The Coles Supermarkets Enterprise Agreement 2017 (Agreement) has been approved by the Fair Work Commission (Commission) and will come into effect on 30 April 2018. The nominal expiry of the Agreement is 30 April 2020.

Background

In 2015, Coles Supermarkets and the retail workers’ union, the Shop Distributive and Applied Employees’ Association (SDA), agreed on terms of an enterprise agreement (Initial Agreement). The employees endorsed the Initial Agreement in a vote and it was submitted for approval. The Commission found that the Initial Agreement passed the Better Off Overall Test (BOOT) and approved it.

The BOOT

Before approving an enterprise agreement, the Commission must be satisfied that the agreement passes the BOOT. The BOOT requires that each award covered employee, and each prospective award covered employee, would be better off overall if the agreement applied rather than the relevant modern award.

Appeal and application to terminate

The decision to approve the Initial Agreement was appealed by Mr Duncan Hart, a trolley worker at Coles, and the Australian Meat Industry Employees Union (AMIEU). On 31 May 2016, the Commission found that the Initial Agreement did not pass the BOOT.[1] The Commission indicated that the impact on individual employees should be considered as part of the BOOT. The Commission stated that “the failure to pass the BOOT could be remedied by an undertaking that provided for an adjustment in payments to employees who work a sufficiently high proportion of penalty shifts as to suffer a financial disadvantage of the type demonstrated”.[2]

In a separate application, Ms Penelope Vickers applied to terminate the Initial Agreement. There were numerous decisions in the course of this matter. Ultimately, Ms Vickers discontinued her application, indicating to the Commission that the discontinuance was part of a settlement agreement.[3]

Amended agreement

In February 2018, Coles employees voted in favour of a further, revised enterprise agreement (New Agreement).[4] On 23 April 2018, the New Agreement received approval from the Commission, subject to written undertakings from Coles.

Key aspects of the New Agreement include a one off pro-rata payment of $475 to eligible full time employees[5] and the provision of additional benefits that are not available under the General Retail Industry Award 2010 (Award), such as paid natural disaster leave[6] and two days paid domestic violence leave.[7]

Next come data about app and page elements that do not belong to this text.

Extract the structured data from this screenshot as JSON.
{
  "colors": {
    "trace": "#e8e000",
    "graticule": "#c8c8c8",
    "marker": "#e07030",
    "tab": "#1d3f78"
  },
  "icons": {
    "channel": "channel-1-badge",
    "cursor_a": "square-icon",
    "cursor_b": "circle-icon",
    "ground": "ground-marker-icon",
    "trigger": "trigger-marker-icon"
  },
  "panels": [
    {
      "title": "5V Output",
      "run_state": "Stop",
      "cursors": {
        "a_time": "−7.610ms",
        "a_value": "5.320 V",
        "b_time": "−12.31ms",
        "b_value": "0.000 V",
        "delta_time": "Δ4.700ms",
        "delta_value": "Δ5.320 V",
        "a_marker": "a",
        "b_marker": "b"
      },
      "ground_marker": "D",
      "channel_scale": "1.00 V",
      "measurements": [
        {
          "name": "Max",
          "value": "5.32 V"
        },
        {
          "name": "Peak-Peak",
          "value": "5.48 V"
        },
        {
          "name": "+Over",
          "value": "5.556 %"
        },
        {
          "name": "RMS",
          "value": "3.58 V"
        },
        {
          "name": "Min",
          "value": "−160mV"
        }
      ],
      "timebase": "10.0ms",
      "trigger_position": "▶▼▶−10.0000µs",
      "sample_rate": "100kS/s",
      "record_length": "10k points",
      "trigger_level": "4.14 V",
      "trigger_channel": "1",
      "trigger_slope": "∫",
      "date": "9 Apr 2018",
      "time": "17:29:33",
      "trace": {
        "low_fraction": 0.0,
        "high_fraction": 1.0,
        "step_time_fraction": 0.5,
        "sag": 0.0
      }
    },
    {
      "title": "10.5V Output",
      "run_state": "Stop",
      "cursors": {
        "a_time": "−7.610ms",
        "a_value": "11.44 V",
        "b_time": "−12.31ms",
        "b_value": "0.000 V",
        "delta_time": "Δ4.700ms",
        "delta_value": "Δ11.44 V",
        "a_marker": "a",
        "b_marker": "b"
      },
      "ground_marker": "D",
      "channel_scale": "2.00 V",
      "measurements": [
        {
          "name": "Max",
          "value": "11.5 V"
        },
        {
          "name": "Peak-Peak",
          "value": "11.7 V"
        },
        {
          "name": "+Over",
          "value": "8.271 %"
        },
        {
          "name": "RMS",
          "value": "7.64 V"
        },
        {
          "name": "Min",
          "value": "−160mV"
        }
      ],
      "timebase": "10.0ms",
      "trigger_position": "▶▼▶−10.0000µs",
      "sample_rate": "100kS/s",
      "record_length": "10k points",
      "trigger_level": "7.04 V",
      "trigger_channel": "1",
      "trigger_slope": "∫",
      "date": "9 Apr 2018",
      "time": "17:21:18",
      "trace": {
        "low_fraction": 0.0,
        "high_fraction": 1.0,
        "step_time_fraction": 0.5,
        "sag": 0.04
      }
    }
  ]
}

The Commission raised a number of concerns about the terms of the New Agreement, including:[8]

  • The entitlement to personal leave being expressed in hours and not in days, which is inconsistent with the Fair Work Act 2009 (Cth) (Act) which provides a full-time entitlement of 10 days per annum.
  • The New Agreement not providing for a liquor licence allowance, an entitlement that exists under the Award.
  • That Supported Wage System (SWS) employees who are not entitled to the one off cash payment, may not be better off overall under the New Agreement, because the New Agreement does not provide for a laundry allowance which is contained in the Award and the majority of more beneficial terms under the Agreement do not apply to SWS employees.
  • It is unclear how certain provisions of the New Agreement are to apply to trainees that may be covered by the National Training Wage (NTW).
  • The classification mapping that Coles had undertaken, and in particular that some indicative job titles listed in the Agreement were matched at a lower level of the Award than that which was likely to apply.

Undertakings

Coles made a number of undertakings, which satisfied the Commission. Some of the undertakings included:[9]

  • With respect to personal leave being specified in hours and not days, Coles has undertaken that the personal leave clause of the Agreement shall be applied in accordance with section 96 of the Act.
  • In respect of the liquor licence allowance, Coles made an undertaking that any employee that holds a liquor licence will be paid a flat amount of $25.08 per week.
  • To ensure that SWS employees are better off overall under the Agreement, Coles has undertaken that it will change the minimum rate of pay for an SWS employee to $90.50 instead of $84, which will make this rate of pay higher than the combination of the minimum rate and the laundry allowance under the Award.
  • In response to the trainee issues raised, Coles undertook to pay these employees the higher of the relevant wages under the New Agreement, or the relevant NTW plus an additional $0.47 per hour. The Commission considered how this would impact a part-time trainee working a shift that is a minimum of three hours, and determined that they would be better off under the Agreement than the NTW.
  • In respect of the concerns regarding the classification mapping, Coles made an undertaking to amend the wording in the classification for Level 3 team members.

Conclusion

The Commission’s assessment of the BOOT appears to be more detailed and comprehensive, following the Coles proceedings instituted by Mr Hart, the AMIEU and Ms Vickers. Employers should consider undertaking wage modelling for individual employees or groups of employees, rather than comparing the entitlements in a proposed enterprise agreement and underlying award on a “global” basis. Employers should also pay particular attention to the relevant award levels assigned to particular agreement levels, as this is likely to be scrutinised by the Commission.